Losing a parent may be one of the most destabilizing events of the human experience. Orphans are at increased risk of substance abuse, dropping out of school, and poverty. They are almost twice as likely as non-orphans to die by suicide, and they remain more susceptible to almost every major cause of death for the rest of their life.
Because of the pandemic, some 200,000 American children now face these stark odds. Even after two years that have inured the country to the carnage of the coronavirus, the scope of the loss is so staggering that it can be hard to comprehend: Caregiver loss during the pandemic is now responsible for one out of every 12 orphans under the age of 18, and in every public school in the United States, on average two children have lost a caregiver to the pandemic.
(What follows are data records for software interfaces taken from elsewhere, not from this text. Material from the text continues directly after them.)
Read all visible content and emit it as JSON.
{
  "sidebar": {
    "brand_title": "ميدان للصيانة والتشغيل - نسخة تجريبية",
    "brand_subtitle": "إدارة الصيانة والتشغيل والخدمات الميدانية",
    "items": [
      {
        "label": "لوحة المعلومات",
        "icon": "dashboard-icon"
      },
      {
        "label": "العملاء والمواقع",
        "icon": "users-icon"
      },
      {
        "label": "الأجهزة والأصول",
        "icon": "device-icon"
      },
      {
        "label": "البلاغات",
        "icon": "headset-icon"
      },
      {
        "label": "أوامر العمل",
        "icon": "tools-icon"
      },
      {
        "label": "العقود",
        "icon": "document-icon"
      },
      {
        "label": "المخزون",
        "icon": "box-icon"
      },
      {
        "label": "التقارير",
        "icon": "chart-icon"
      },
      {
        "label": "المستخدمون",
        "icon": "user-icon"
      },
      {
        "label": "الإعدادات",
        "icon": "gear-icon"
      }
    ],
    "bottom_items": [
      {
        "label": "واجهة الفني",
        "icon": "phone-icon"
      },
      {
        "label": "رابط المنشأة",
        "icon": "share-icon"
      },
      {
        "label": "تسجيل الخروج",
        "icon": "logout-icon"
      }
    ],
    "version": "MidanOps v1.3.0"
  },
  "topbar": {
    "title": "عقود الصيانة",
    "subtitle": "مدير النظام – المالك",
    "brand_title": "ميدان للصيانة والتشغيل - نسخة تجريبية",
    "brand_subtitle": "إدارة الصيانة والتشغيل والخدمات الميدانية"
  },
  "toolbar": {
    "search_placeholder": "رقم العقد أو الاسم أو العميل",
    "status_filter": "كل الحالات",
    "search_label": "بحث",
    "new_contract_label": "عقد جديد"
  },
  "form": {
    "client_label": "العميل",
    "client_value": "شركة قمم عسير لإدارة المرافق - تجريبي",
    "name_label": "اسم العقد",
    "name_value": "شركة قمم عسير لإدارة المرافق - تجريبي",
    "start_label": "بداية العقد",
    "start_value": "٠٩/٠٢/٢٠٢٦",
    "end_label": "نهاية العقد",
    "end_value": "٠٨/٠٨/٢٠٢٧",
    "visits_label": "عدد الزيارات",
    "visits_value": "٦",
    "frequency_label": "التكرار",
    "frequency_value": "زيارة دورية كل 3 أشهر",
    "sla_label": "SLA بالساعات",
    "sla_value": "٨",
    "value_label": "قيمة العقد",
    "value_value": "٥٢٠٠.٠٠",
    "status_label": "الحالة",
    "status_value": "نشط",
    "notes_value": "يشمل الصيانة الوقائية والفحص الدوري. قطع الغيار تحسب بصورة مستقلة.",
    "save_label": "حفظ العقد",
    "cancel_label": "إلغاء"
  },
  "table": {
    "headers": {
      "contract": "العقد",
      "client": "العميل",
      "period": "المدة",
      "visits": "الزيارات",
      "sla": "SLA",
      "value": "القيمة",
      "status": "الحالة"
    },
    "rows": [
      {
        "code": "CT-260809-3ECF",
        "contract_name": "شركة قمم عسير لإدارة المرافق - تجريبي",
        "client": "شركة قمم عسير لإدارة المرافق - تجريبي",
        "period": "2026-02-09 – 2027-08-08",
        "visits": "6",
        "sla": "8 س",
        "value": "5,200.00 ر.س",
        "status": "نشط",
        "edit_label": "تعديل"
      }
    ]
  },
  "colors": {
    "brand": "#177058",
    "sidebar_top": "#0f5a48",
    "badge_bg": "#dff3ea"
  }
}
COVID-19 case counts rise and fall, but “orphanhood doesn’t come and go. It is a steadily rising slope, and the summit is still out of sight,” Susan Hillis, the co-chair of the Global Reference Group on Children Affected by COVID-19, told me. “It’s not like you’re an orphan today and then you’re recovered in two weeks.”
California State Senator Nancy Skinner introduced a bill to set up trust funds of $4,000 to $8,000 for each of the state’s more than 20,000 pandemic orphans.